— TASK TO COMPLETE —
Exactly as written and without the pictures, output the entries below.

[Entries from a dataset of interfaces]
-.-.-

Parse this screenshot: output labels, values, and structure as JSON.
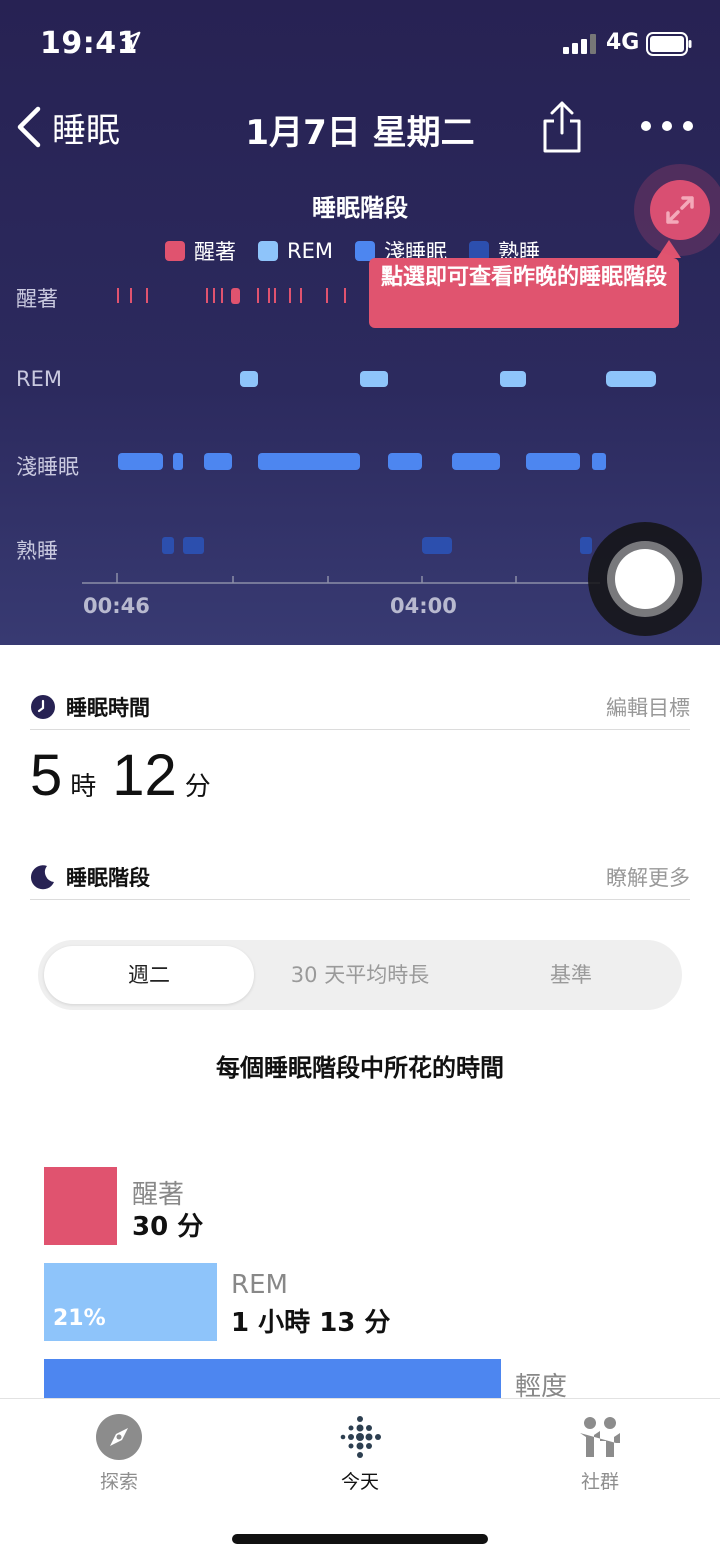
{
  "status_bar": {
    "time": "19:41",
    "network": "4G"
  },
  "nav": {
    "back_label": "睡眠",
    "title": "1月7日 星期二"
  },
  "hypnogram": {
    "title": "睡眠階段",
    "legend": [
      {
        "label": "醒著",
        "color": "#e0536f"
      },
      {
        "label": "REM",
        "color": "#8ec4fa"
      },
      {
        "label": "淺睡眠",
        "color": "#4d86f0"
      },
      {
        "label": "熟睡",
        "color": "#2c4fae"
      }
    ],
    "stage_labels": [
      "醒著",
      "REM",
      "淺睡眠",
      "熟睡"
    ],
    "time_ticks": [
      "00:46",
      "04:00"
    ],
    "tooltip": "點選即可查看昨晚的睡眠階段"
  },
  "sleep_time": {
    "title": "睡眠時間",
    "link": "編輯目標",
    "hours": "5",
    "hours_unit": "時",
    "minutes": "12",
    "minutes_unit": "分"
  },
  "sleep_stages": {
    "title": "睡眠階段",
    "link": "瞭解更多",
    "tabs": [
      "週二",
      "30 天平均時長",
      "基準"
    ],
    "chart_title": "每個睡眠階段中所花的時間",
    "bars": [
      {
        "name": "醒著",
        "value": "30 分",
        "percent": "",
        "color": "#e0536f"
      },
      {
        "name": "REM",
        "value": "1 小時 13 分",
        "percent": "21%",
        "color": "#8ec4fa"
      },
      {
        "name": "輕度",
        "value": "",
        "percent": "",
        "color": "#4d86f0"
      }
    ]
  },
  "tab_bar": {
    "items": [
      "探索",
      "今天",
      "社群"
    ],
    "active": "今天"
  }
}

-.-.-

— EXERCISE SOLUTION —
Parse this screenshot: output labels, values, and structure as JSON.
{
  "status_bar": {
    "time": "19:41",
    "network": "4G"
  },
  "nav": {
    "back_label": "睡眠",
    "title": "1月7日 星期二"
  },
  "hypnogram": {
    "title": "睡眠階段",
    "legend": [
      {
        "label": "醒著",
        "color": "#e0536f"
      },
      {
        "label": "REM",
        "color": "#8ec4fa"
      },
      {
        "label": "淺睡眠",
        "color": "#4d86f0"
      },
      {
        "label": "熟睡",
        "color": "#2c4fae"
      }
    ],
    "stage_labels": [
      "醒著",
      "REM",
      "淺睡眠",
      "熟睡"
    ],
    "time_ticks": [
      "00:46",
      "04:00"
    ],
    "tooltip": "點選即可查看昨晚的睡眠階段"
  },
  "sleep_time": {
    "title": "睡眠時間",
    "link": "編輯目標",
    "hours": "5",
    "hours_unit": "時",
    "minutes": "12",
    "minutes_unit": "分"
  },
  "sleep_stages": {
    "title": "睡眠階段",
    "link": "瞭解更多",
    "tabs": [
      "週二",
      "30 天平均時長",
      "基準"
    ],
    "chart_title": "每個睡眠階段中所花的時間",
    "bars": [
      {
        "name": "醒著",
        "value": "30 分",
        "percent": "",
        "color": "#e0536f"
      },
      {
        "name": "REM",
        "value": "1 小時 13 分",
        "percent": "21%",
        "color": "#8ec4fa"
      },
      {
        "name": "輕度",
        "value": "",
        "percent": "",
        "color": "#4d86f0"
      }
    ]
  },
  "tab_bar": {
    "items": [
      "探索",
      "今天",
      "社群"
    ],
    "active": "今天"
  }
}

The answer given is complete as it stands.